In San Francisco last week, international businesses leaders, governors, and mayors, stepped up their commitments to combat global warming at the Global Climate Action Summit. The event signaled to the world that although the Trump Administration has disdained any formal response to climate change, American cities and states remain focused on the challenge. California Governor Jerry Brown started the week by announcing California would accelerate its conversion to 100 percent renewable energy by 2045, improving upon the previous mandate of 80 percent renewables by 2050.

A 35-foot-tall polar bear by artist Don Kennel stood outside the Ferry Building in San Francisco during the Summit.
Photo © Russell Fortmeyer

In many ways, the event operated like two conferences, with the formal summit commencing September 13 at the Moscone Center, while most of the negotiation, agreements, and action took place off-site all week during officially recognized affiliate events, many of which were open to the public. To receive an official summit invitation as a delegate, Brown required cities, private sector companies, and organizations to pledge reductions in emissions and help meet national obligations under the Paris Climate Agreement. The 2016 accord, regardless of Trump’s statements, is technically still in effect in the U.S. until 2020.

And while much of the activity focused on large sector emissions, such as energy generation and transportation, several affiliate events turned the spotlight on architecture’s role in climate change, including the Carbon Smart Building Day, organized in part by the University of Washington’s Carbon Leadership Forum (CLF). The event highlighted the broad range of people needed to address the challenge of decarbonizing the economy, while also aligning on public health and equity issues. “It’s not just Architecture 2030 and the AIA; it’s cities and organizations around the world committing,” said Kate Simonen, director of the CLF, referring to a summit announcement that 22 international cities and regions would require all new buildings operate at net zero carbon by 2030. These jurisdictions, including eight U.S. cities, also pledged to institute policy that would help ensure that existing buildings operate at zero carbon by 2050. Offering one roadmap for achieving these goals, Architecture 2030 shared its Zero Code, which builds on existing efficiency standards like ASHRAE 90.1 and provides guidance for incorporating on-site or off-site renewable power.

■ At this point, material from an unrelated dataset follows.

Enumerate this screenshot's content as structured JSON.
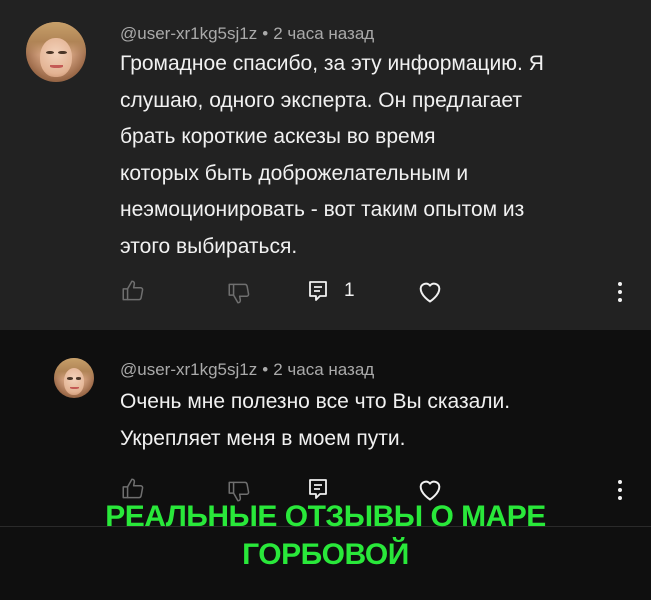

Several Carbon Smart speakers went beyond operational carbon. They discussed embodied energy—the carbon associated with the full supply chain and lifecycle of buildings—as the last frontier in a broader consideration of climate impacts. Microsoft previewed a tool in development with the contractor Skanska that would simplify the modeling of embodied energy of buildings, but the tool isn’t expected to be released for public use for another year. On September 12, another event, Buy Clean, addressed embodied energy head-on, kicking off with a discussion of California’s 2017 Buy Clean California Act. The law, which takes effect on January 1, 2019, will require contractors bidding on state infrastructure projects to document emissions associated with major building materials, except concrete, with Environmental Product Declarations and comply with state-determined maximum thresholds. Similar policies are in development in other states, as well as in local jurisdictions. The goal here is not to create a boutique, LEED-certified bridge or highway, but to get the manufacturers to measure their own environmental footprint, said Matt Henigan, California’s Deputy Secretary for Sustainability.

Many of the affiliate events targeted larger planning topics, such as Wednesday’s C40 Cities4Climate event at San Francisco’s City Hall. Google announced a new online tool, the Environmental Insights Explorer, which is in beta development as a simple platform for cities to develop their own climate action plans. The New Climate Institute released a report, Climate Opportunity: More Jobs, Better Health, Livable Cities, which ties climate action to economic development and more equitable cities—two topics addressed by all of the global mayors who spoke at the event. Jenny Durkan, mayor of Seattle, addressed the elephant in the room, calling out “one silver lining” of the current administration’s stance: “It instills a sense of urgency among mayors that if we don’t act, it will be dire consequences.”